Lance Armstrong Deserves No Credit for Coming Clean
Sometime this week, Oprah Winfrey will interview Lance Armstrong and he is expected to guardedly admit that he used performance enhancing drugs during his tenure of winning 7 Tour de France titles. This confession will contradict his denials over the past decade to the contrary.
Author’s Perspective: Lance Armstrong has a team of advisors, publicists & lawyers who, for the past month, have been debating about whether or not Lance should come clean about using performance enhancing drugs (a.k.a. cheating). That’s all I need to hear. When someone needs to weigh their options and understand the consequences of being honest, they lose all credibility with me. This is called situational ethics, and in my opinion, the truth should not depend on the circumstances.
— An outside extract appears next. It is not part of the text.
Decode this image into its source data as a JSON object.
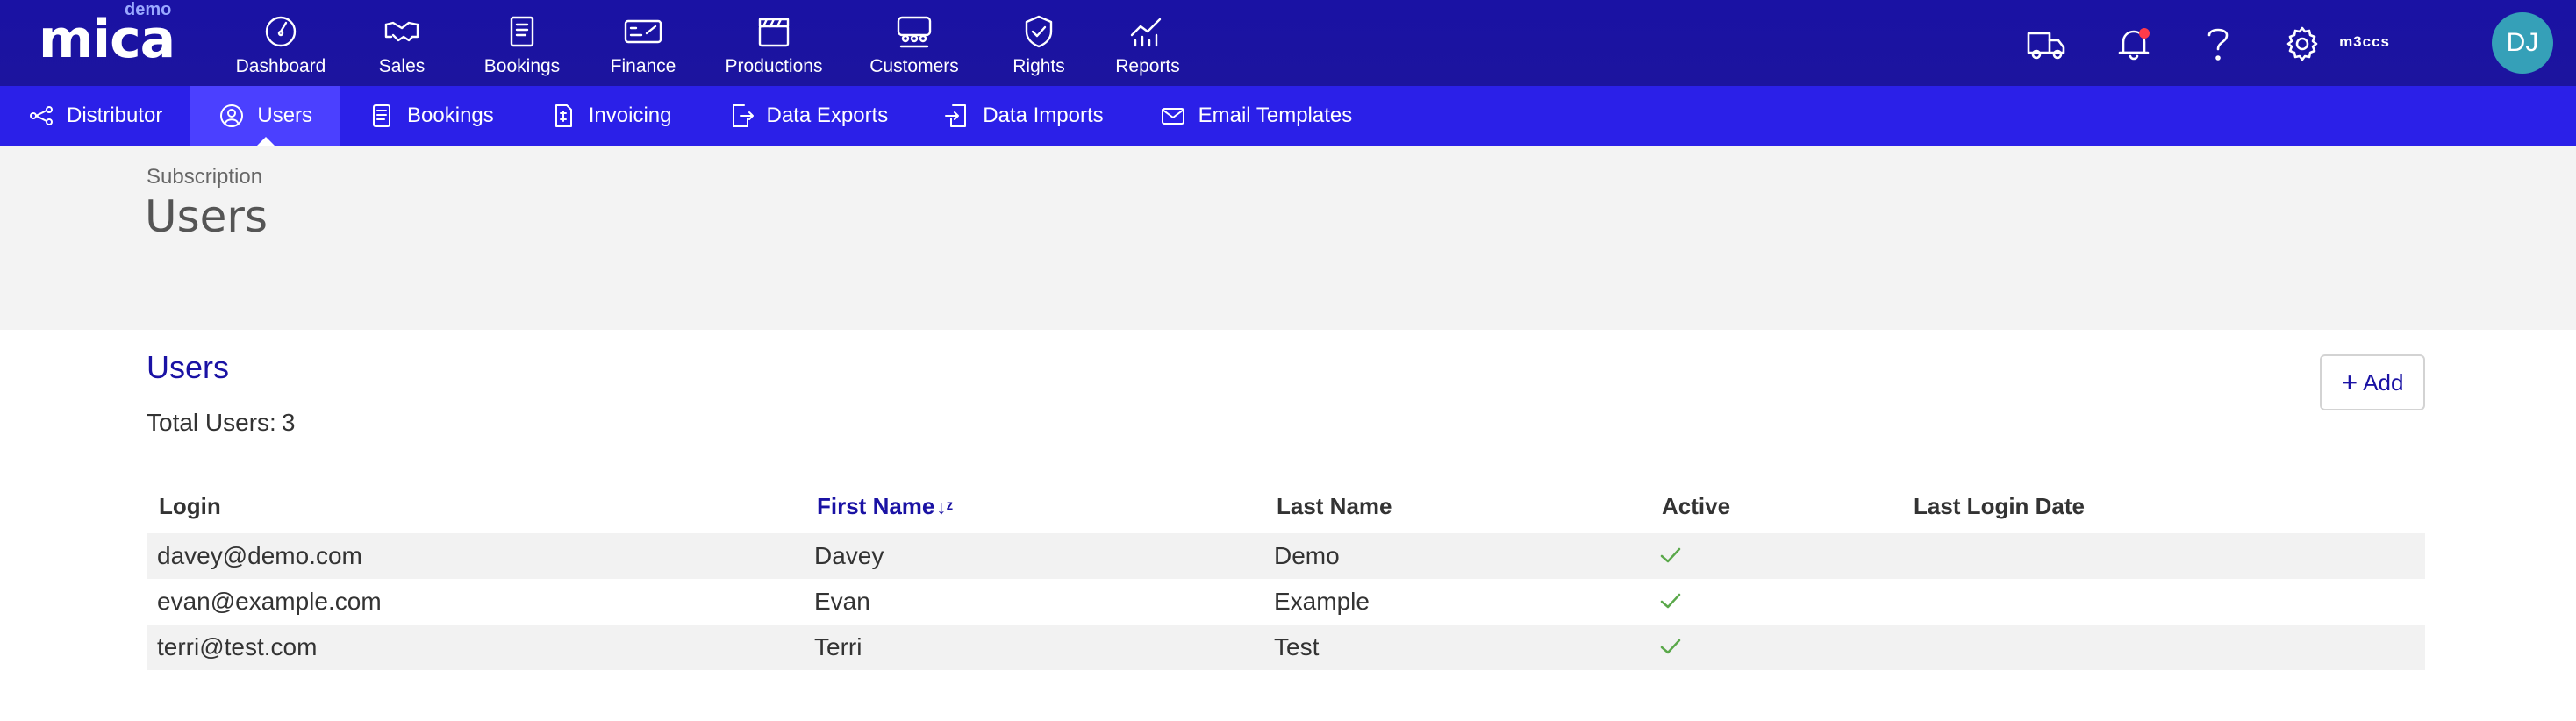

It should not be calculated and weighed by a group of advisors.
When Armstrong is crying (something his advisors are probably debating right now) to Oprah this week about how he couldn’t deal with the guilt, I will not be watching or listening because I know that he is a phony. Lance Armstrong’s decision to come clean was a calculated decision made in the best interest of Lance Armstrong.
Moral of the Story: Do the right thing, play by the rules and be honest. If and when you screw up, admit it and move on. If Armstrong had lived by this code, he would not be in this situation. He might have still won a Tour de France or two or he would have finished runner up several times. He would have been known as the guy who overcame cancer and gave it everything he had. His reputation would have been intact. Now, he is simply known as a cheater and a fraud.
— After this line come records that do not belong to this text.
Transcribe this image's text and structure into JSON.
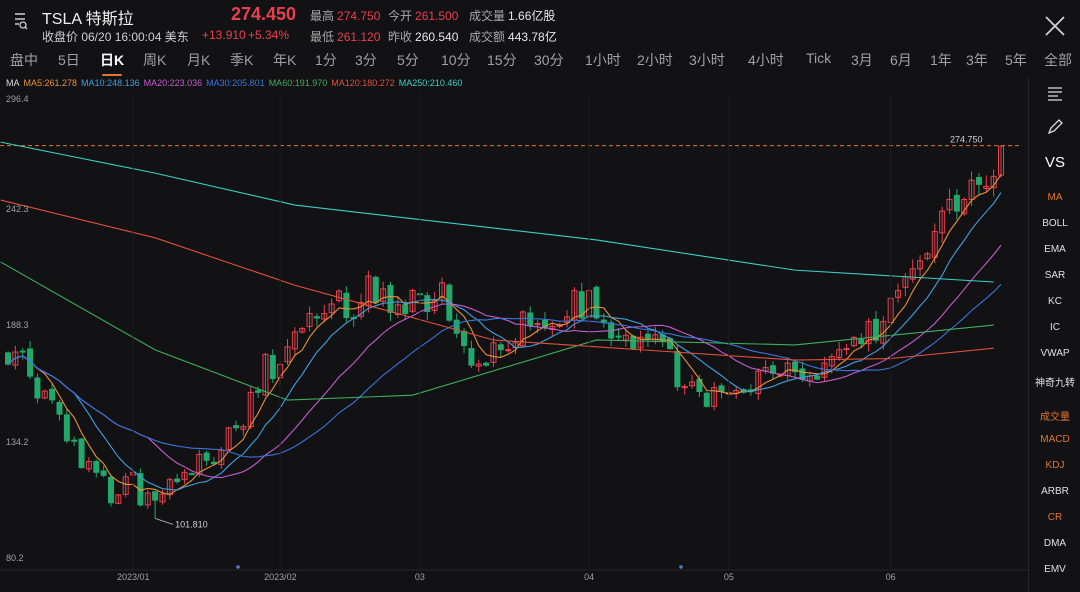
{
  "header": {
    "symbol": "TSLA 特斯拉",
    "price": "274.450",
    "status": "收盘价 06/20 16:00:04 美东",
    "change": "+13.910",
    "change_pct": "+5.34%",
    "high_label": "最高",
    "high": "274.750",
    "open_label": "今开",
    "open": "261.500",
    "volume_label": "成交量",
    "volume": "1.66亿股",
    "low_label": "最低",
    "low": "261.120",
    "prev_close_label": "昨收",
    "prev_close": "260.540",
    "turnover_label": "成交额",
    "turnover": "443.78亿"
  },
  "tabs": [
    "盘中",
    "5日",
    "日K",
    "周K",
    "月K",
    "季K",
    "年K",
    "1分",
    "3分",
    "5分",
    "10分",
    "15分",
    "30分",
    "1小时",
    "2小时",
    "3小时",
    "4小时",
    "Tick",
    "3月",
    "6月",
    "1年",
    "3年",
    "5年",
    "全部"
  ],
  "active_tab": "日K",
  "ma_legend": {
    "label": "MA",
    "items": [
      {
        "text": "MA5:261.278",
        "color": "#e8913a"
      },
      {
        "text": "MA10:248.136",
        "color": "#3fa0e0"
      },
      {
        "text": "MA20:223.036",
        "color": "#c45ccf"
      },
      {
        "text": "MA30:205.801",
        "color": "#3a74d8"
      },
      {
        "text": "MA60:191.970",
        "color": "#3fae5f"
      },
      {
        "text": "MA120:180.272",
        "color": "#e0503c"
      },
      {
        "text": "MA250:210.460",
        "color": "#3ad0c8"
      }
    ]
  },
  "sidebar": {
    "items": [
      {
        "label": "VS",
        "color": "#ffffff"
      },
      {
        "label": "MA",
        "color": "#e0762e"
      },
      {
        "label": "BOLL",
        "color": "#e0e0e0"
      },
      {
        "label": "EMA",
        "color": "#e0e0e0"
      },
      {
        "label": "SAR",
        "color": "#e0e0e0"
      },
      {
        "label": "KC",
        "color": "#e0e0e0"
      },
      {
        "label": "IC",
        "color": "#e0e0e0"
      },
      {
        "label": "VWAP",
        "color": "#e0e0e0"
      },
      {
        "label": "神奇九转",
        "color": "#e0e0e0"
      },
      {
        "label": "成交量",
        "color": "#e0762e"
      },
      {
        "label": "MACD",
        "color": "#e0762e"
      },
      {
        "label": "KDJ",
        "color": "#e0762e"
      },
      {
        "label": "ARBR",
        "color": "#e0e0e0"
      },
      {
        "label": "CR",
        "color": "#e0762e"
      },
      {
        "label": "DMA",
        "color": "#e0e0e0"
      },
      {
        "label": "EMV",
        "color": "#e0e0e0"
      }
    ]
  },
  "chart_data": {
    "type": "candlestick",
    "y_axis_labels": [
      "296.4",
      "242.3",
      "188.3",
      "134.2",
      "80.2"
    ],
    "ylim": [
      80.2,
      296.4
    ],
    "x_axis_labels": [
      {
        "text": "2023/01",
        "index": 17
      },
      {
        "text": "2023/02",
        "index": 37
      },
      {
        "text": "03",
        "index": 56
      },
      {
        "text": "04",
        "index": 79
      },
      {
        "text": "05",
        "index": 98
      },
      {
        "text": "06",
        "index": 120
      }
    ],
    "high_marker": {
      "text": "274.750",
      "value": 274.75
    },
    "low_marker": {
      "text": "101.810",
      "value": 101.81,
      "index": 20
    },
    "up_color": "#e8414d",
    "down_color": "#22a86a",
    "closes": [
      173.4,
      179.0,
      179.1,
      167.8,
      157.7,
      160.9,
      156.8,
      150.2,
      137.8,
      137.6,
      125.4,
      128.2,
      123.2,
      121.8,
      109.1,
      112.7,
      121.1,
      123.2,
      108.1,
      113.6,
      110.3,
      113.1,
      119.8,
      118.9,
      123.2,
      122.4,
      131.5,
      128.8,
      127.2,
      133.4,
      143.8,
      143.9,
      144.4,
      160.3,
      160.3,
      177.9,
      166.7,
      173.2,
      181.4,
      188.3,
      189.9,
      196.9,
      194.8,
      196.9,
      201.3,
      207.3,
      195.0,
      194.6,
      202.0,
      214.2,
      202.0,
      208.3,
      197.4,
      200.9,
      196.9,
      207.6,
      205.7,
      197.8,
      202.8,
      211.1,
      193.8,
      187.7,
      182.0,
      172.9,
      173.4,
      172.9,
      183.3,
      180.1,
      180.1,
      183.3,
      197.6,
      191.2,
      192.2,
      190.4,
      190.9,
      191.8,
      195.3,
      207.5,
      194.8,
      207.5,
      194.8,
      192.6,
      185.5,
      185.9,
      186.8,
      180.5,
      185.9,
      185.0,
      187.0,
      184.3,
      180.6,
      162.9,
      163.0,
      165.1,
      160.7,
      153.8,
      162.5,
      160.7,
      160.2,
      161.2,
      160.3,
      160.6,
      170.1,
      171.8,
      169.2,
      168.5,
      173.9,
      169.9,
      166.4,
      167.9,
      166.5,
      173.9,
      176.9,
      180.1,
      180.6,
      185.8,
      182.9,
      193.2,
      184.5,
      193.2,
      203.9,
      207.5,
      213.9,
      217.6,
      221.3,
      224.6,
      234.9,
      244.4,
      249.8,
      244.4,
      249.8,
      258.7,
      256.8,
      255.9,
      260.5,
      274.5
    ],
    "long_mas": [
      {
        "name": "MA60",
        "color": "#3fae5f",
        "points": [
          [
            -1,
            220.8
          ],
          [
            20,
            180
          ],
          [
            38,
            156.7
          ],
          [
            55,
            159
          ],
          [
            80,
            184.6
          ],
          [
            107,
            182.3
          ],
          [
            134,
            191.5
          ]
        ]
      },
      {
        "name": "MA120",
        "color": "#e0503c",
        "points": [
          [
            -1,
            249.5
          ],
          [
            20,
            232
          ],
          [
            39,
            210
          ],
          [
            66,
            184.6
          ],
          [
            107,
            175.3
          ],
          [
            120,
            176
          ],
          [
            134,
            180.8
          ]
        ]
      },
      {
        "name": "MA250",
        "color": "#3ad0c8",
        "points": [
          [
            -1,
            276.4
          ],
          [
            20,
            262
          ],
          [
            39,
            247.2
          ],
          [
            80,
            231
          ],
          [
            107,
            217
          ],
          [
            134,
            211.5
          ]
        ]
      }
    ]
  }
}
1) Do you think I am being too harsh on Lance? What is your response to his “coming clean?”
2) It is tempting to lie or cheat in order to gain favor, finances or fame. Do you think it is worth it to do so? Have you ever done so (I have)?
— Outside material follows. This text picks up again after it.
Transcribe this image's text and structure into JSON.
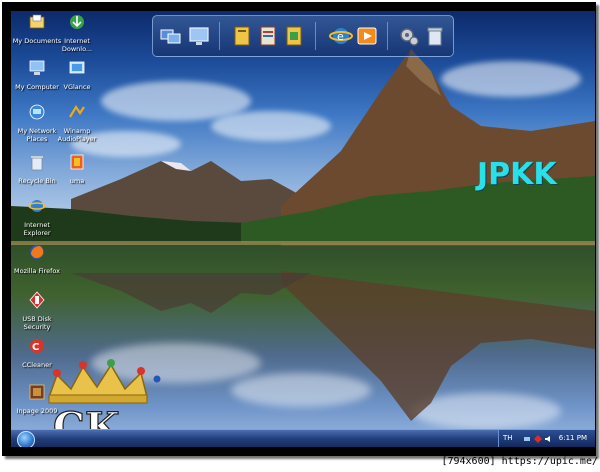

3) Would you rather have a solid reputation based on character or fame based on false pretenses?